Discussing mortgage closing costs with a loan officer is pretty much a homebuyer’s last opportunity to secure the best possible interest rate on a home loan. One way to lower that rate — and your monthly payments — is by purchasing ‘mortgage points.’
Buying points is an opportunity that doesn’t always present itself unless the buyer brings it up, and since many people struggle to save for a down payment and closing costs, adding another fee is usually not an option. But if you’ve got the cash to invest upfront, buying mortgage points can lower both your interest rate and your monthly payments. That doesn’t mean this is the best move for every buyer, however, so let’s break it down so that you can decide if purchasing points is a smart move for you.
What exactly are mortgage points?
Mortgage points, sometimes called “discount points,” are a form of prepaid interest available when finalizing your home loan. The buyer pays a fee directly to the lender — effectively “buying a point” — in exchange for a lower interest rate for the life of the loan.
Buying down the rate can save you a significant amount of money if you plan on owning your home for a long time. Here’s what you need to know:
- When you first discuss a home loan with your lender, you’ll be offered an initial interest rate depending on your set of circumstances (income, debt, etc.). He or she may then let you know that you can purchase discount points to lower your rate. If they don’t bring it up, ask.
- By paying for points, you’re basically asking your lender to “discount” the interest rate.
- Typically, one point equals one percent of the loan amount.
- Generally speaking, a point can lower the loan’s interest by one-eighth to one-quarter of a percent. The actual deduction will vary by lender.
- You’ll get a tax break on the cost of your point, but it’s only deductible once, and only for the year you pay it, not for subsequent tax returns.
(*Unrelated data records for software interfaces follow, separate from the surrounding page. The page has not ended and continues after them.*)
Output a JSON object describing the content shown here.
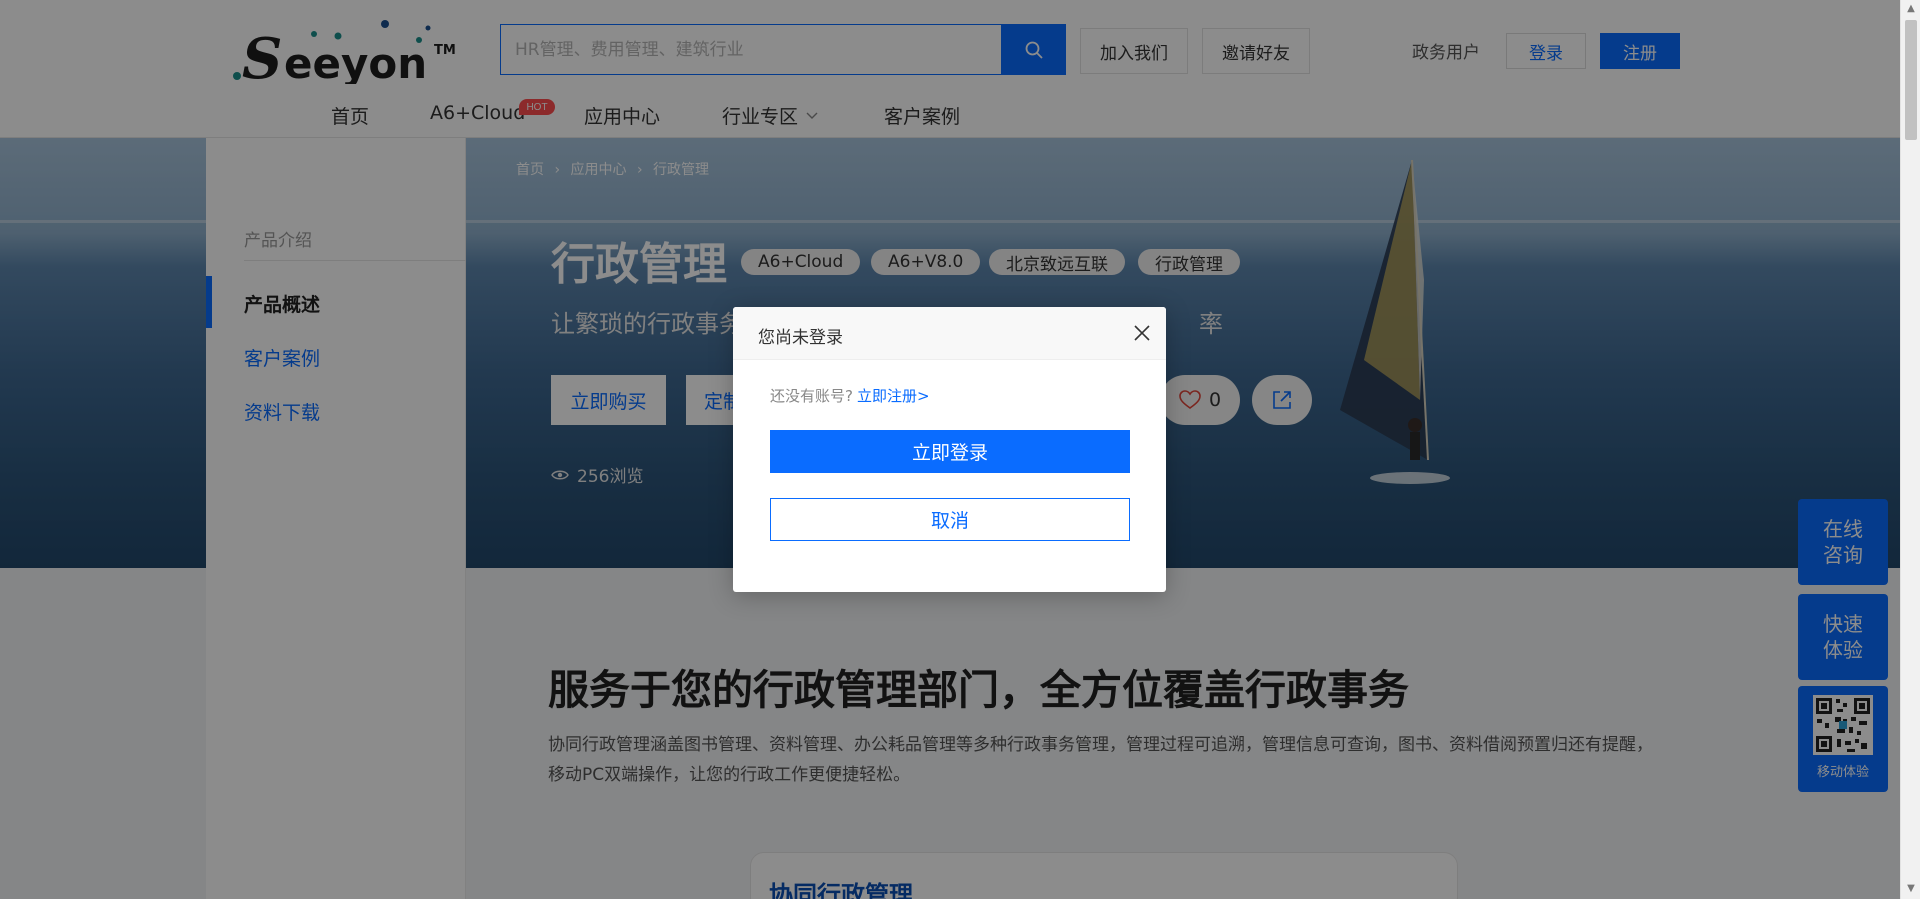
{
  "header": {
    "logo_text": "Seeyon",
    "logo_mark": "TM",
    "search": {
      "placeholder": "HR管理、费用管理、建筑行业",
      "value": ""
    },
    "join_us": "加入我们",
    "invite_friends": "邀请好友",
    "gov_user": "政务用户",
    "login": "登录",
    "register": "注册",
    "hot_badge": "HOT",
    "nav": [
      "首页",
      "A6+Cloud",
      "应用中心",
      "行业专区",
      "客户案例"
    ]
  },
  "breadcrumb": [
    "首页",
    "应用中心",
    "行政管理"
  ],
  "sidebar": {
    "heading": "产品介绍",
    "items": [
      {
        "label": "产品概述",
        "active": true
      },
      {
        "label": "客户案例",
        "active": false
      },
      {
        "label": "资料下载",
        "active": false
      }
    ]
  },
  "product": {
    "title": "行政管理",
    "tags": [
      "A6+Cloud",
      "A6+V8.0",
      "北京致远互联",
      "行政管理"
    ],
    "subtitle_left": "让繁琐的行政事务",
    "subtitle_right": "率",
    "buy_label": "立即购买",
    "custom_label": "定制",
    "likes": "0",
    "views": "256浏览"
  },
  "content": {
    "section_title": "服务于您的行政管理部门，全方位覆盖行政事务",
    "section_desc": "协同行政管理涵盖图书管理、资料管理、办公耗品管理等多种行政事务管理，管理过程可追溯，管理信息可查询，图书、资料借阅预置归还有提醒，移动PC双端操作，让您的行政工作更便捷轻松。",
    "preview_title": "协同行政管理"
  },
  "float_tools": {
    "online_consult": "在线\n咨询",
    "quick_trial": "快速\n体验",
    "mobile_trial": "移动体验"
  },
  "modal": {
    "title": "您尚未登录",
    "hint": "还没有账号?",
    "register_link": "立即注册>",
    "login_button": "立即登录",
    "cancel_button": "取消"
  },
  "colors": {
    "brand_blue": "#0a6cff",
    "hot_red": "#ff4d4f",
    "overlay": "rgba(0,0,0,0.45)"
  }
}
Don’t confuse discount points with origination points
There is another type of point that lenders may refer to when discussing your closing costs. These are ‘origination points,’ and they have nothing to do with lowering your interest rate. Here’s what you need to know about origination points:
- Origination points are fees that go directly to the lender to pay them for structuring and processing your loan application.
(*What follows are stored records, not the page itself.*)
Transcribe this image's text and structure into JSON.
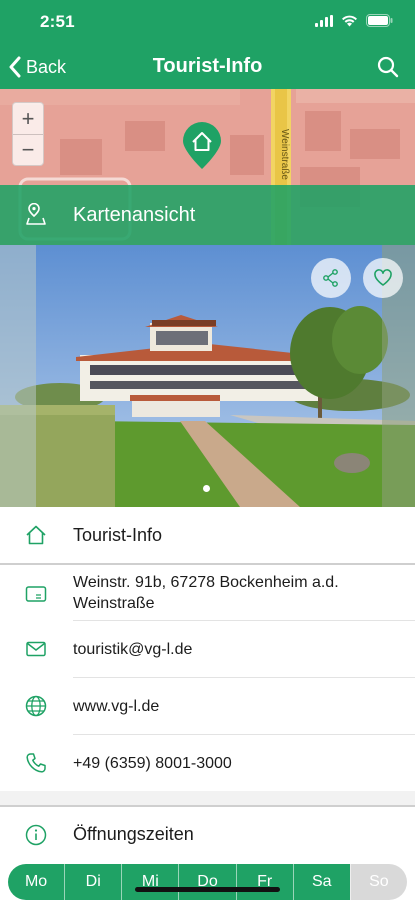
{
  "status_bar": {
    "time": "2:51"
  },
  "nav": {
    "back_label": "Back",
    "title": "Tourist-Info"
  },
  "map": {
    "street_label": "Weinstraße",
    "view_label": "Kartenansicht",
    "zoom_in": "+",
    "zoom_out": "−"
  },
  "info": {
    "name": "Tourist-Info",
    "address": "Weinstr. 91b, 67278 Bockenheim a.d. Weinstraße",
    "email": "touristik@vg-l.de",
    "website": "www.vg-l.de",
    "phone": "+49 (6359) 8001-3000",
    "hours_label": "Öffnungszeiten"
  },
  "weekdays": [
    {
      "label": "Mo",
      "open": true
    },
    {
      "label": "Di",
      "open": true
    },
    {
      "label": "Mi",
      "open": true
    },
    {
      "label": "Do",
      "open": true
    },
    {
      "label": "Fr",
      "open": true
    },
    {
      "label": "Sa",
      "open": true
    },
    {
      "label": "So",
      "open": false
    }
  ],
  "colors": {
    "accent": "#1fa265",
    "map_base": "#e7a49a",
    "closed_day": "#d9d9d9"
  },
  "icons": {
    "back": "chevron-left-icon",
    "search": "search-icon",
    "pin": "home-pin-icon",
    "map_view": "map-location-icon",
    "share": "share-icon",
    "favorite": "heart-icon",
    "name": "home-icon",
    "address": "address-card-icon",
    "email": "mail-icon",
    "website": "globe-icon",
    "phone": "phone-icon",
    "hours": "info-icon"
  },
  "photo": {
    "page_index": 1,
    "page_count": 1
  }
}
- They are typically 0.5% to 1% of the total loan amount.
- You should be told about these fees in advance. If they are sprung at you last minute, like on the day of closing, something’s fishy.
- Unlike discount points, there is no tax-deduction for origination points.
Are mortgage points negotiable?
Some lenders will tell you that points are not negotiable, and that’s only partially true. Since origination points differ from lender-to-lender, it might be possible to negotiate them. Discount points are another story, but you could shave off some costs at closing by requesting fewer (if you’ve asked for more than one).
Note that this tactic will affect your monthly payments (and not in a good way) as well as the potential savings over the life of your loan. Still, it never hurts to ask if you can do any better on the cost of their points. Market conditions may prove that negotiating is worth the effort.
Should I pay for discount points?
Because buying down your interest lowers your monthly payments, discount points are tempting. You’ll need to have a certain amount of cash on hand, and if you’re already strapped from having to pull together your down payment and closing costs — plus the cost of the movers — you may not want to take on the added expense. In some cases, it might make more sense to skip paying for points and instead invest in a kitchen remodel, or landscaping, or save for future home improvement projects.
If you are tempted, though, you’ll want to determine your break-even point. To do this, take the total cost of the discount points you wish to purchase and divide it by the monthly savings you’re expecting. The result will be the number of months it’ll take to recoup the cost of the points.
Let’s work it out. Say you have the funds to purchase one mortgage point to bring your interest rate down a bit. Hypothetically, we’ll put that amount at $2000. And let’s assume your lender tells you that buying that one point will drop your monthly mortgage payment by $20. Divide the cost of the point by the monthly savings ($2000/$20) lets you know that your break-even is 100 months, or eight years and three months. If you plan on owning the home for at least that long, buying points would be worth it.
Taking the next step
Remember, to determine whether points could work for you, think about how long you plan to own the home, and whether you have the cash available to buy points and still cover your down payment, closing costs and a reserve for furnishings and maintenance without being house-poor. Whether you’re getting ready to buy a home or thinking about refinancing, finding the right loan can streamline the application process. A local Movement Mortgage loan officer will be able to answer your questions about points and help you make the right decision. Find one in your area to get started.